Every record must be copied out exactly.

#### Record set:
= Beginning of Section =

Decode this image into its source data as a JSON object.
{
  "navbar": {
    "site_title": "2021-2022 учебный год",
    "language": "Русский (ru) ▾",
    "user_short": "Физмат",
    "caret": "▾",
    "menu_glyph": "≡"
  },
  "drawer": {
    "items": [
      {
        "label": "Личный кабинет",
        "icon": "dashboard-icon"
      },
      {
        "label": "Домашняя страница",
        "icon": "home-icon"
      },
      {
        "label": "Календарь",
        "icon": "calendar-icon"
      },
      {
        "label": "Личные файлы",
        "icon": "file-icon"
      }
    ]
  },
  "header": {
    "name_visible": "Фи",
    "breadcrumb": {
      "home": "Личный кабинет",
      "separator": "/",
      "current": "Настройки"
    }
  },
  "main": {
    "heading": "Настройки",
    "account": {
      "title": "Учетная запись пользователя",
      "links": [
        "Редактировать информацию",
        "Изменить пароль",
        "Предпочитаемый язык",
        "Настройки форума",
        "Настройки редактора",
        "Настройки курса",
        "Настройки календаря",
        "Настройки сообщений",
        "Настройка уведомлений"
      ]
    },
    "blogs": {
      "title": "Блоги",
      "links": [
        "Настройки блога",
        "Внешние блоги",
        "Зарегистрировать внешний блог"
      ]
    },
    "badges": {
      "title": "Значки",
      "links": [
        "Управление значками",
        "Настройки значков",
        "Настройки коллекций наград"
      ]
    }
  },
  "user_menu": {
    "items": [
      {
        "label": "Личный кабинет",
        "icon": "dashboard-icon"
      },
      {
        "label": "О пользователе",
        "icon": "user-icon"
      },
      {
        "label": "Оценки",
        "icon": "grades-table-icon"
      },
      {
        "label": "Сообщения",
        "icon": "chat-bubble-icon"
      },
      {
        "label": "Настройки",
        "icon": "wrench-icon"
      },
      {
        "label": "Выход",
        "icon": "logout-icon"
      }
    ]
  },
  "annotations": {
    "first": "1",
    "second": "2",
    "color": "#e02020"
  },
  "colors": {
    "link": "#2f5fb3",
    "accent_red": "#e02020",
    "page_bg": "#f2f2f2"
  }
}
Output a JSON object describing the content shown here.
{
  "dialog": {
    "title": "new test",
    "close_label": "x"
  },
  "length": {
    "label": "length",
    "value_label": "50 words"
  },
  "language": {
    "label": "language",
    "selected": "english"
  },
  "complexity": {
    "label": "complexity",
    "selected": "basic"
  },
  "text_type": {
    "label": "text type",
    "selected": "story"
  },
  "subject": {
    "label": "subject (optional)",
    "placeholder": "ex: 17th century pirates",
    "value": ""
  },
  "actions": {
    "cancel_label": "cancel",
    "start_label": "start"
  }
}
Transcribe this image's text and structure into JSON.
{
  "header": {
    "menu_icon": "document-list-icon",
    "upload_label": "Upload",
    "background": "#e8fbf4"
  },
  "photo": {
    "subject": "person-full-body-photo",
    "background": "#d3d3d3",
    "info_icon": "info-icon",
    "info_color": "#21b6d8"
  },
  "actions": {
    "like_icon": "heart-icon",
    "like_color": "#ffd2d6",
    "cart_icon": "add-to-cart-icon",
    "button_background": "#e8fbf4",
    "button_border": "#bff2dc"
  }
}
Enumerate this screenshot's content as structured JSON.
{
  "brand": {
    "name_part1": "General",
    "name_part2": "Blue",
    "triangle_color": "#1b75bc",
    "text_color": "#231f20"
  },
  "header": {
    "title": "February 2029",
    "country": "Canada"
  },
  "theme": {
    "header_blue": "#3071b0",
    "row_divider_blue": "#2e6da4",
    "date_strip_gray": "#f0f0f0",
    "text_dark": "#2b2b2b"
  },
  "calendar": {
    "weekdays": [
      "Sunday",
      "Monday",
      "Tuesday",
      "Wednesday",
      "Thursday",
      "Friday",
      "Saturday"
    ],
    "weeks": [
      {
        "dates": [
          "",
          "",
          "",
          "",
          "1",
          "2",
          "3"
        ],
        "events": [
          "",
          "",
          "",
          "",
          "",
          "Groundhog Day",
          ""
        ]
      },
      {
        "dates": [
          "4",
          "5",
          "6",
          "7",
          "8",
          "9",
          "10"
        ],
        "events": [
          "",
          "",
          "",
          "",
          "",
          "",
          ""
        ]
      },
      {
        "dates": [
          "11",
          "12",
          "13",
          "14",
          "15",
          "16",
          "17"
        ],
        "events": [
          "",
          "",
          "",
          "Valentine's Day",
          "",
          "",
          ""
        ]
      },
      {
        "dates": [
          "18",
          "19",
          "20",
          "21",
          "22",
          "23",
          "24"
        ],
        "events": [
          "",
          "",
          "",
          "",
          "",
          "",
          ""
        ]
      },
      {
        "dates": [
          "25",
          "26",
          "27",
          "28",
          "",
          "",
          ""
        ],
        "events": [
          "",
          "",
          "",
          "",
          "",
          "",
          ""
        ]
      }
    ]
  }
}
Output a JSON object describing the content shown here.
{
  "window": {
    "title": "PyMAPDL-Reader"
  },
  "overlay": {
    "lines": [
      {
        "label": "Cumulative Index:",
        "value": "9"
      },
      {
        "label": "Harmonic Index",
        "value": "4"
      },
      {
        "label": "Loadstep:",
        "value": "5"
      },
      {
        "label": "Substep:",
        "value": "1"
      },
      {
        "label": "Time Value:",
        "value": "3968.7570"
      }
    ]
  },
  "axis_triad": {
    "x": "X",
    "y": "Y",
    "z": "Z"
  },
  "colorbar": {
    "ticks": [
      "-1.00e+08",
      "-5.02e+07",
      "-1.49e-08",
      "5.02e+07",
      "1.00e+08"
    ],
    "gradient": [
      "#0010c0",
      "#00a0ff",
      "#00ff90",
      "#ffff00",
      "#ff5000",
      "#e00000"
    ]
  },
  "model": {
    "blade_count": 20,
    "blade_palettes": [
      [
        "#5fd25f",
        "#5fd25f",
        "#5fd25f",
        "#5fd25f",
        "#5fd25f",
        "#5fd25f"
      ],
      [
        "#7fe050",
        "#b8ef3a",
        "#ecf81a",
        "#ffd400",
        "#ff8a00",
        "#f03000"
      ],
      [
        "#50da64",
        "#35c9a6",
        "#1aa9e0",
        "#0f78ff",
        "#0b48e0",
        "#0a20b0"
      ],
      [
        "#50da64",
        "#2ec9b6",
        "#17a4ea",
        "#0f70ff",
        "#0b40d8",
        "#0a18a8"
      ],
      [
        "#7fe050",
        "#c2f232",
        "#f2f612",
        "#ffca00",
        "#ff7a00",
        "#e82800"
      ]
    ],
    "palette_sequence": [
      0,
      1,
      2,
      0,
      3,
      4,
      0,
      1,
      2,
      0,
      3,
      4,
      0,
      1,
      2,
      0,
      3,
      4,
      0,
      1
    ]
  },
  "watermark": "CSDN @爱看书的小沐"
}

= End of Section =

#### Result of the task:
Decode this image into its source data as a JSON object.
{
  "navbar": {
    "site_title": "2021-2022 учебный год",
    "language": "Русский (ru) ▾",
    "user_short": "Физмат",
    "caret": "▾",
    "menu_glyph": "≡"
  },
  "drawer": {
    "items": [
      {
        "label": "Личный кабинет",
        "icon": "dashboard-icon"
      },
      {
        "label": "Домашняя страница",
        "icon": "home-icon"
      },
      {
        "label": "Календарь",
        "icon": "calendar-icon"
      },
      {
        "label": "Личные файлы",
        "icon": "file-icon"
      }
    ]
  },
  "header": {
    "name_visible": "Фи",
    "breadcrumb": {
      "home": "Личный кабинет",
      "separator": "/",
      "current": "Настройки"
    }
  },
  "main": {
    "heading": "Настройки",
    "account": {
      "title": "Учетная запись пользователя",
      "links": [
        "Редактировать информацию",
        "Изменить пароль",
        "Предпочитаемый язык",
        "Настройки форума",
        "Настройки редактора",
        "Настройки курса",
        "Настройки календаря",
        "Настройки сообщений",
        "Настройка уведомлений"
      ]
    },
    "blogs": {
      "title": "Блоги",
      "links": [
        "Настройки блога",
        "Внешние блоги",
        "Зарегистрировать внешний блог"
      ]
    },
    "badges": {
      "title": "Значки",
      "links": [
        "Управление значками",
        "Настройки значков",
        "Настройки коллекций наград"
      ]
    }
  },
  "user_menu": {
    "items": [
      {
        "label": "Личный кабинет",
        "icon": "dashboard-icon"
      },
      {
        "label": "О пользователе",
        "icon": "user-icon"
      },
      {
        "label": "Оценки",
        "icon": "grades-table-icon"
      },
      {
        "label": "Сообщения",
        "icon": "chat-bubble-icon"
      },
      {
        "label": "Настройки",
        "icon": "wrench-icon"
      },
      {
        "label": "Выход",
        "icon": "logout-icon"
      }
    ]
  },
  "annotations": {
    "first": "1",
    "second": "2",
    "color": "#e02020"
  },
  "colors": {
    "link": "#2f5fb3",
    "accent_red": "#e02020",
    "page_bg": "#f2f2f2"
  }
}
Output a JSON object describing the content shown here.
{
  "dialog": {
    "title": "new test",
    "close_label": "x"
  },
  "length": {
    "label": "length",
    "value_label": "50 words"
  },
  "language": {
    "label": "language",
    "selected": "english"
  },
  "complexity": {
    "label": "complexity",
    "selected": "basic"
  },
  "text_type": {
    "label": "text type",
    "selected": "story"
  },
  "subject": {
    "label": "subject (optional)",
    "placeholder": "ex: 17th century pirates",
    "value": ""
  },
  "actions": {
    "cancel_label": "cancel",
    "start_label": "start"
  }
}
Transcribe this image's text and structure into JSON.
{
  "header": {
    "menu_icon": "document-list-icon",
    "upload_label": "Upload",
    "background": "#e8fbf4"
  },
  "photo": {
    "subject": "person-full-body-photo",
    "background": "#d3d3d3",
    "info_icon": "info-icon",
    "info_color": "#21b6d8"
  },
  "actions": {
    "like_icon": "heart-icon",
    "like_color": "#ffd2d6",
    "cart_icon": "add-to-cart-icon",
    "button_background": "#e8fbf4",
    "button_border": "#bff2dc"
  }
}
Enumerate this screenshot's content as structured JSON.
{
  "brand": {
    "name_part1": "General",
    "name_part2": "Blue",
    "triangle_color": "#1b75bc",
    "text_color": "#231f20"
  },
  "header": {
    "title": "February 2029",
    "country": "Canada"
  },
  "theme": {
    "header_blue": "#3071b0",
    "row_divider_blue": "#2e6da4",
    "date_strip_gray": "#f0f0f0",
    "text_dark": "#2b2b2b"
  },
  "calendar": {
    "weekdays": [
      "Sunday",
      "Monday",
      "Tuesday",
      "Wednesday",
      "Thursday",
      "Friday",
      "Saturday"
    ],
    "weeks": [
      {
        "dates": [
          "",
          "",
          "",
          "",
          "1",
          "2",
          "3"
        ],
        "events": [
          "",
          "",
          "",
          "",
          "",
          "Groundhog Day",
          ""
        ]
      },
      {
        "dates": [
          "4",
          "5",
          "6",
          "7",
          "8",
          "9",
          "10"
        ],
        "events": [
          "",
          "",
          "",
          "",
          "",
          "",
          ""
        ]
      },
      {
        "dates": [
          "11",
          "12",
          "13",
          "14",
          "15",
          "16",
          "17"
        ],
        "events": [
          "",
          "",
          "",
          "Valentine's Day",
          "",
          "",
          ""
        ]
      },
      {
        "dates": [
          "18",
          "19",
          "20",
          "21",
          "22",
          "23",
          "24"
        ],
        "events": [
          "",
          "",
          "",
          "",
          "",
          "",
          ""
        ]
      },
      {
        "dates": [
          "25",
          "26",
          "27",
          "28",
          "",
          "",
          ""
        ],
        "events": [
          "",
          "",
          "",
          "",
          "",
          "",
          ""
        ]
      }
    ]
  }
}
Output a JSON object describing the content shown here.
{
  "window": {
    "title": "PyMAPDL-Reader"
  },
  "overlay": {
    "lines": [
      {
        "label": "Cumulative Index:",
        "value": "9"
      },
      {
        "label": "Harmonic Index",
        "value": "4"
      },
      {
        "label": "Loadstep:",
        "value": "5"
      },
      {
        "label": "Substep:",
        "value": "1"
      },
      {
        "label": "Time Value:",
        "value": "3968.7570"
      }
    ]
  },
  "axis_triad": {
    "x": "X",
    "y": "Y",
    "z": "Z"
  },
  "colorbar": {
    "ticks": [
      "-1.00e+08",
      "-5.02e+07",
      "-1.49e-08",
      "5.02e+07",
      "1.00e+08"
    ],
    "gradient": [
      "#0010c0",
      "#00a0ff",
      "#00ff90",
      "#ffff00",
      "#ff5000",
      "#e00000"
    ]
  },
  "model": {
    "blade_count": 20,
    "blade_palettes": [
      [
        "#5fd25f",
        "#5fd25f",
        "#5fd25f",
        "#5fd25f",
        "#5fd25f",
        "#5fd25f"
      ],
      [
        "#7fe050",
        "#b8ef3a",
        "#ecf81a",
        "#ffd400",
        "#ff8a00",
        "#f03000"
      ],
      [
        "#50da64",
        "#35c9a6",
        "#1aa9e0",
        "#0f78ff",
        "#0b48e0",
        "#0a20b0"
      ],
      [
        "#50da64",
        "#2ec9b6",
        "#17a4ea",
        "#0f70ff",
        "#0b40d8",
        "#0a18a8"
      ],
      [
        "#7fe050",
        "#c2f232",
        "#f2f612",
        "#ffca00",
        "#ff7a00",
        "#e82800"
      ]
    ],
    "palette_sequence": [
      0,
      1,
      2,
      0,
      3,
      4,
      0,
      1,
      2,
      0,
      3,
      4,
      0,
      1,
      2,
      0,
      3,
      4,
      0,
      1
    ]
  },
  "watermark": "CSDN @爱看书的小沐"
}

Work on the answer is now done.